-- Your goal --
The answer must be a single number: the count of lines in the data below that hold the word "DATAFILE".

[Excerpts from an interface dataset]
· · ·

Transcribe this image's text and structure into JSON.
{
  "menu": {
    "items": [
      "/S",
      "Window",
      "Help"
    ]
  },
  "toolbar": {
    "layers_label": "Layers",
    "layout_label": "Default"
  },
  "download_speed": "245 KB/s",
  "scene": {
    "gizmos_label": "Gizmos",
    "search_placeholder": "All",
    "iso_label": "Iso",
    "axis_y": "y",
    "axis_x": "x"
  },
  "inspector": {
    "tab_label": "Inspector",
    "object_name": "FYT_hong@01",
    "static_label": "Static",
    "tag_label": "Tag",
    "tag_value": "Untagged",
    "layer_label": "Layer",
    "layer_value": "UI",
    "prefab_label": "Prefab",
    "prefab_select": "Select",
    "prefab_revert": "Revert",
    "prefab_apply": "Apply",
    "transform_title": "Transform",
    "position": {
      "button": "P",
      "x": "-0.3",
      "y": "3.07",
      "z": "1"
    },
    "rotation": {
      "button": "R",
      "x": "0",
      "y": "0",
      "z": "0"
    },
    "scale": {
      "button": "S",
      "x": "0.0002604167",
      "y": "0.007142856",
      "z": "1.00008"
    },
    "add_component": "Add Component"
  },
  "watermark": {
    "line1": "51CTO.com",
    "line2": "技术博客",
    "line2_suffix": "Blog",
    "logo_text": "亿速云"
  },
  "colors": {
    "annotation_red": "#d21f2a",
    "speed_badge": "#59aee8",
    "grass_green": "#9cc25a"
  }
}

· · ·

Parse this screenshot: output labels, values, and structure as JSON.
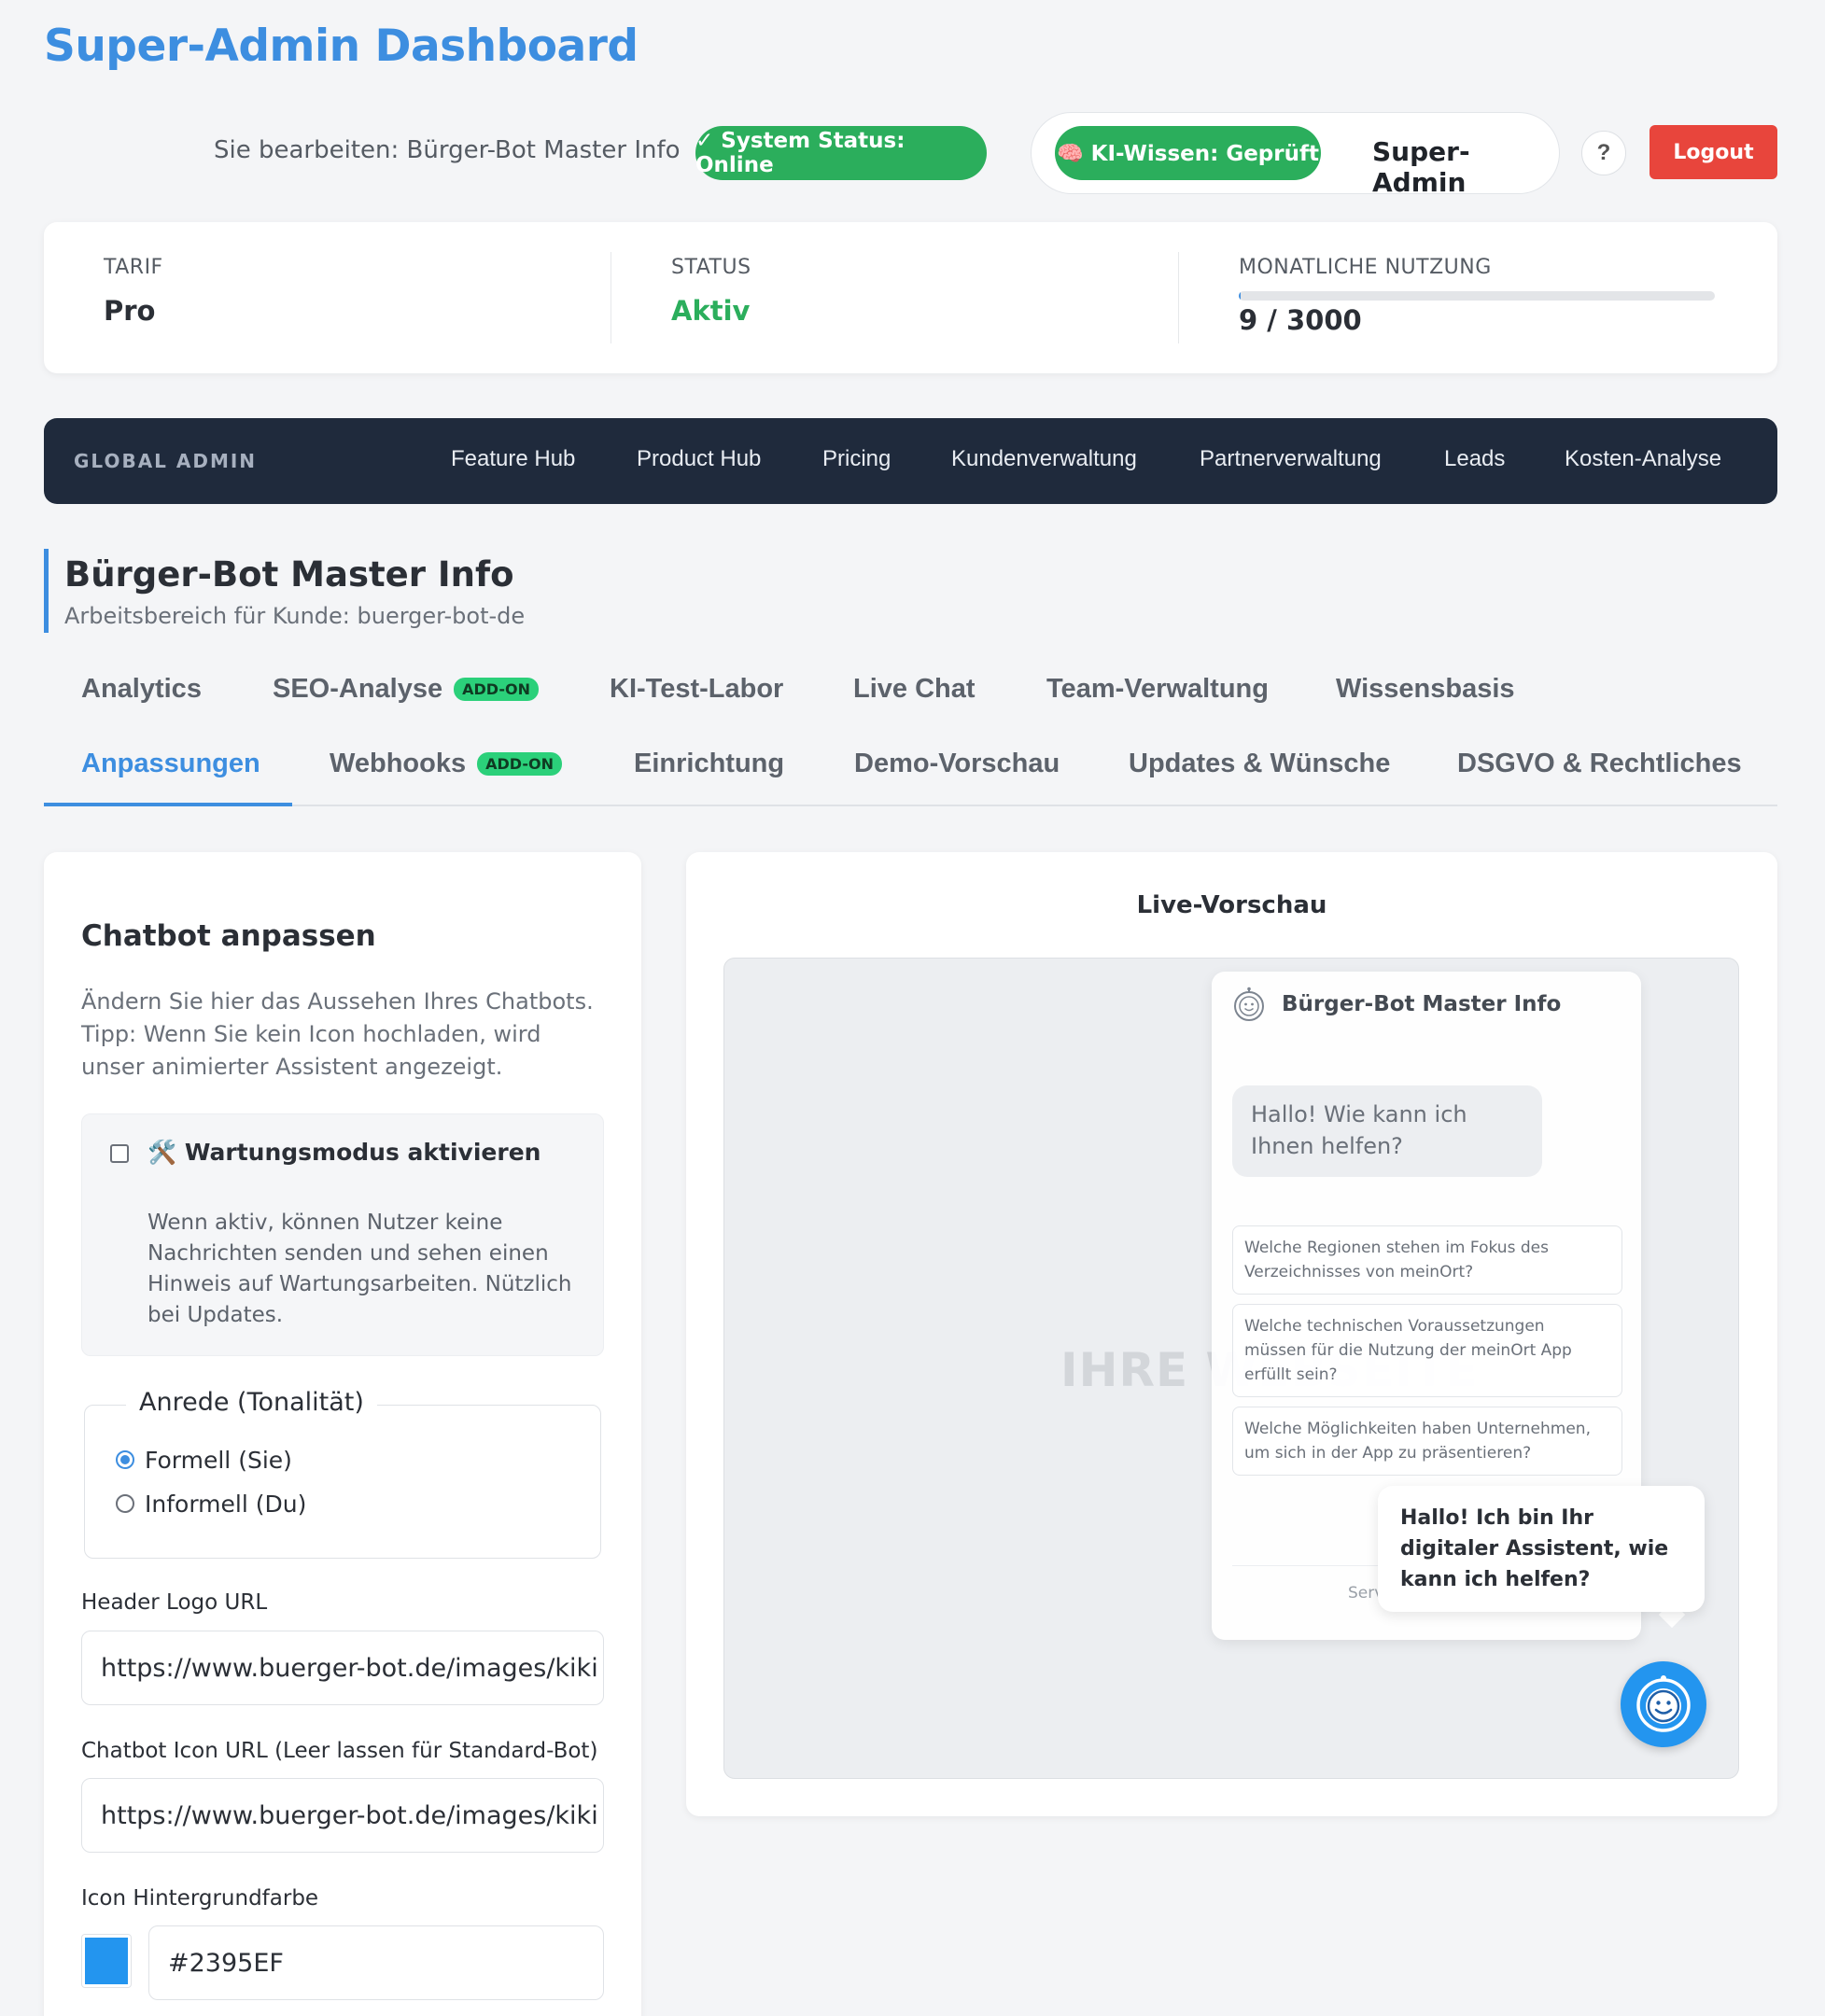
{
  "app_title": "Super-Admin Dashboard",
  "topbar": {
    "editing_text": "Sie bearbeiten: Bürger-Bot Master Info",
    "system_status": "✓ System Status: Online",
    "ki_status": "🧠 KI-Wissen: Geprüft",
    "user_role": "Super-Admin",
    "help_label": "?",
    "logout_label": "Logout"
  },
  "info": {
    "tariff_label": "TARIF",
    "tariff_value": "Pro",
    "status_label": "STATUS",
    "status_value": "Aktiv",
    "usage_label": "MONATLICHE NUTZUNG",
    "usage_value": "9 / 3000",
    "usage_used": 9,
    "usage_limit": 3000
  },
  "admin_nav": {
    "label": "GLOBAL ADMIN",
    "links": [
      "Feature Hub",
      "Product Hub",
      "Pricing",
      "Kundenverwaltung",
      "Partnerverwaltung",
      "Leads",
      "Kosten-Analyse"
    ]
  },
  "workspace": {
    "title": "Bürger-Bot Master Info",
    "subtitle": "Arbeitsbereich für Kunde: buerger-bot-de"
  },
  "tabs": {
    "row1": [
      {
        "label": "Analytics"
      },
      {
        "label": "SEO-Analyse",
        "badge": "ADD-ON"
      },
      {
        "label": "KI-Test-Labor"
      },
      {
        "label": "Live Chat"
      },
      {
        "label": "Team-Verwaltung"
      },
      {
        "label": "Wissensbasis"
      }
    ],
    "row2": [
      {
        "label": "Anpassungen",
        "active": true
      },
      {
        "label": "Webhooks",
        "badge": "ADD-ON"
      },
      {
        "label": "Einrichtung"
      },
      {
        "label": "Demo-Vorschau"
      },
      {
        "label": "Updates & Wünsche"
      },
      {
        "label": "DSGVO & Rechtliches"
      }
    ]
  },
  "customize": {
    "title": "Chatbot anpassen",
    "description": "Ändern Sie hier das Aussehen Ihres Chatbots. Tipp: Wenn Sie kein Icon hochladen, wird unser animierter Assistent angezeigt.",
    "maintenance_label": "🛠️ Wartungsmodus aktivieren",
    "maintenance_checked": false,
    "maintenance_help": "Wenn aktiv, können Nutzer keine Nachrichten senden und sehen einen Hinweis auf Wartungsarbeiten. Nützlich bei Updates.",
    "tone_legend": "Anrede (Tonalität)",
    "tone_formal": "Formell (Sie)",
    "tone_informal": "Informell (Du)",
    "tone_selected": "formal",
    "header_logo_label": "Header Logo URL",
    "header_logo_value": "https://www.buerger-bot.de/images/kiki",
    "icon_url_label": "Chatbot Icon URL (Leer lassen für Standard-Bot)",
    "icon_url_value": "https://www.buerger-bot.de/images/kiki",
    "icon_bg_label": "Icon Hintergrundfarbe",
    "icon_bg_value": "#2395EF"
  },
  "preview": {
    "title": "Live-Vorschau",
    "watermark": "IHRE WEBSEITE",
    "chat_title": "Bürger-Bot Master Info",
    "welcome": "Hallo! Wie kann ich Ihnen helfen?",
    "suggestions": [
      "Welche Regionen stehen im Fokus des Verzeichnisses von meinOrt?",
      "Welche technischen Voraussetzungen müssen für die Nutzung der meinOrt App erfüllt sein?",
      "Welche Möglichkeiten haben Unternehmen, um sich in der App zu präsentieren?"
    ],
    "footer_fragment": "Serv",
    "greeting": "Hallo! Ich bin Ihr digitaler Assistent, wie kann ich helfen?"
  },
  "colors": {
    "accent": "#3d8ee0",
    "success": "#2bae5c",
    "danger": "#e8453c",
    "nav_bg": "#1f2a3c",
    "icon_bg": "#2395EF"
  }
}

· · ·

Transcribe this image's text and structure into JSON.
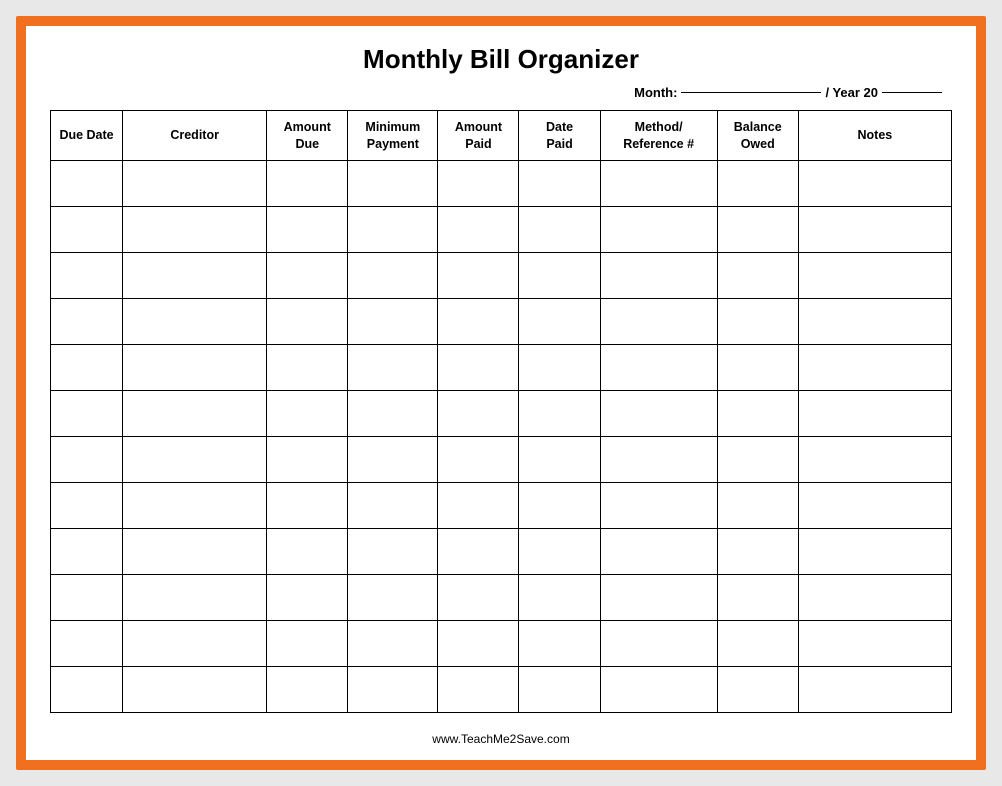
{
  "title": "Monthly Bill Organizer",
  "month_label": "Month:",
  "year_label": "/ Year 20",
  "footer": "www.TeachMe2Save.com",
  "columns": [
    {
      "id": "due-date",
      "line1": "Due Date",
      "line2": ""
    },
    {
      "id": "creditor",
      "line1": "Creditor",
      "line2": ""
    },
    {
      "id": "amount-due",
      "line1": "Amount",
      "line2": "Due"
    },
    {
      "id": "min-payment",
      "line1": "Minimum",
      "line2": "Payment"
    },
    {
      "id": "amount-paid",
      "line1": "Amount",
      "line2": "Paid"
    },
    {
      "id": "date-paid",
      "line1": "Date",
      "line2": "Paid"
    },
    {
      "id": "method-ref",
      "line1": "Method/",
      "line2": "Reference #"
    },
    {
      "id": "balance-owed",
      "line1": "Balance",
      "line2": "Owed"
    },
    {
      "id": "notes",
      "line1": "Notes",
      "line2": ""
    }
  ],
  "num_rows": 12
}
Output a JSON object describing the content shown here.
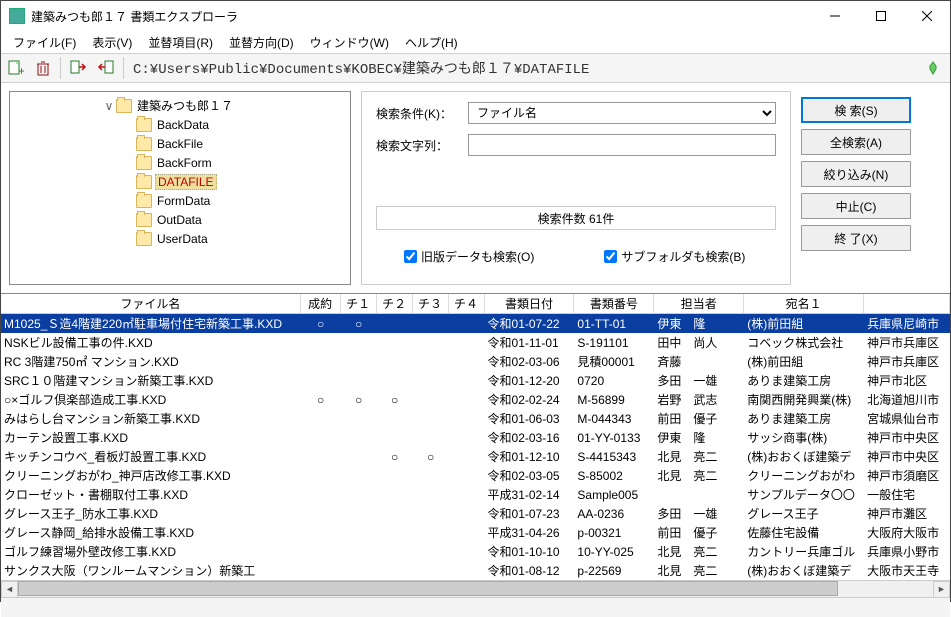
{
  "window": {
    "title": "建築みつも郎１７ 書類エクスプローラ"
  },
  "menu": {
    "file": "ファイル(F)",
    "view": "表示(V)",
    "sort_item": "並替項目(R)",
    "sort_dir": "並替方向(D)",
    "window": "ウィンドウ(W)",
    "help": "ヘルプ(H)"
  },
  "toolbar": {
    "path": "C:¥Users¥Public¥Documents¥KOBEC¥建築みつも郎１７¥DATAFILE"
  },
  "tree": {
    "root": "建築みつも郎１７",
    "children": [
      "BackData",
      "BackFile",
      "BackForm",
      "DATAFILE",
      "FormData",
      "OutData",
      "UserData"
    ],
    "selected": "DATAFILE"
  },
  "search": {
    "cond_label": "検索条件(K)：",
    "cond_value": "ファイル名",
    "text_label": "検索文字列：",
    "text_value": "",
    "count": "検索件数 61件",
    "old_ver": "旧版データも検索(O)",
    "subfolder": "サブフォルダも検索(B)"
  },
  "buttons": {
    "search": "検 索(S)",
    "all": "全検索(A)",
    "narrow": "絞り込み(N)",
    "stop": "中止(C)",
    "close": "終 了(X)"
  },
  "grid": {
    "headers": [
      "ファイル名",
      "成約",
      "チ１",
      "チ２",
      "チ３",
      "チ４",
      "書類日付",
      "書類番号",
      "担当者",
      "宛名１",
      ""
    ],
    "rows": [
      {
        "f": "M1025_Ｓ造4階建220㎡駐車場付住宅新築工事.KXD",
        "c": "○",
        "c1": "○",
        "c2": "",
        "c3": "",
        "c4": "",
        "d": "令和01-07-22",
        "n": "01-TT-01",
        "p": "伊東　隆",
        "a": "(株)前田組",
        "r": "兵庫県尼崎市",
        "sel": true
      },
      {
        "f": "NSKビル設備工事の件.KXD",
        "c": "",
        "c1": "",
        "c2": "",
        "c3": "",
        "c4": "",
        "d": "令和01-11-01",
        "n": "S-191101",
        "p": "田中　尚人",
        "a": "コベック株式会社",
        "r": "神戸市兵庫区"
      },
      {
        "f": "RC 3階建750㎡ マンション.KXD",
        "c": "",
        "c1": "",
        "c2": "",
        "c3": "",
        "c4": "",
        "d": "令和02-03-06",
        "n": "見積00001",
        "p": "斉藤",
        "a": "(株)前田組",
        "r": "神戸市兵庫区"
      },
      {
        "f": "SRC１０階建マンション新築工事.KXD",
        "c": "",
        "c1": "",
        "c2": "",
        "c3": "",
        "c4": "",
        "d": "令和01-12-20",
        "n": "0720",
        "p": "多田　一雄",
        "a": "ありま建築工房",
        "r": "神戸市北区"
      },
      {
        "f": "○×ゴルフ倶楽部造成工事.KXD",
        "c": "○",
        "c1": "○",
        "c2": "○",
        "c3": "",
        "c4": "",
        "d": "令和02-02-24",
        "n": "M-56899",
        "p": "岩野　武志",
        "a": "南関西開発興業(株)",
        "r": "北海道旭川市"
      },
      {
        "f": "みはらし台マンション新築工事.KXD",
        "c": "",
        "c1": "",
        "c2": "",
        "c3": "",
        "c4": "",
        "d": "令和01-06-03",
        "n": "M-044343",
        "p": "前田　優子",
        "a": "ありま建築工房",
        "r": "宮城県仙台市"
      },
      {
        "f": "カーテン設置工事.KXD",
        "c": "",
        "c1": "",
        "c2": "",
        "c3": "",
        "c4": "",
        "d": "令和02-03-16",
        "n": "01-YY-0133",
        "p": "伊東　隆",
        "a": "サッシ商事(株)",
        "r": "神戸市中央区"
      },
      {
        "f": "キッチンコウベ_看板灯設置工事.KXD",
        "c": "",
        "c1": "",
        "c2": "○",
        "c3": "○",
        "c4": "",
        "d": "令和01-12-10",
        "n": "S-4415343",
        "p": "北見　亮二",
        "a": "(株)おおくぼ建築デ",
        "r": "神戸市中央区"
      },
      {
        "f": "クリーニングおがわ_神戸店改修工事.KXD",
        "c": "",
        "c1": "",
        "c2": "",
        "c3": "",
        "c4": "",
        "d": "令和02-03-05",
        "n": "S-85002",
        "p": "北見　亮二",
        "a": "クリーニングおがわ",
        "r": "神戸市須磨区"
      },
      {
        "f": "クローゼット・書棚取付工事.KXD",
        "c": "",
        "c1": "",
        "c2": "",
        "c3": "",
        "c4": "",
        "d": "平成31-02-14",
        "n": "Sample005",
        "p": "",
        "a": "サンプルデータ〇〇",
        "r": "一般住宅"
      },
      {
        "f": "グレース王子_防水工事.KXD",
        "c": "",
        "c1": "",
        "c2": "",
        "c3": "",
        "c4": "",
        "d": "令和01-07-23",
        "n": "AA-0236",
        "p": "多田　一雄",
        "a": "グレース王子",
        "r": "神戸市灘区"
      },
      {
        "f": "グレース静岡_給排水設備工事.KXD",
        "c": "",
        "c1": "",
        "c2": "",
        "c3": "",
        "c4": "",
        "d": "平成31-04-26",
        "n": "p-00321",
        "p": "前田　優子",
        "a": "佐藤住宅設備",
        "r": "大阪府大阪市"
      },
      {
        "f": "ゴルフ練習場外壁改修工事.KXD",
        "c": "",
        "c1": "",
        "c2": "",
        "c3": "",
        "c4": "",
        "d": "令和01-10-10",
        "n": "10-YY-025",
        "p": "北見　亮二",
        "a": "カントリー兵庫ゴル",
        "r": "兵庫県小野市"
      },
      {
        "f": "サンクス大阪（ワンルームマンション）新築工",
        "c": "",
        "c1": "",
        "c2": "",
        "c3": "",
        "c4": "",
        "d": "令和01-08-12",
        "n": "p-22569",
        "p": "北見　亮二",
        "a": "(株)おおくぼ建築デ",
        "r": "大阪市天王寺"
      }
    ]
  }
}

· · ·

-- Solution to the problem --
3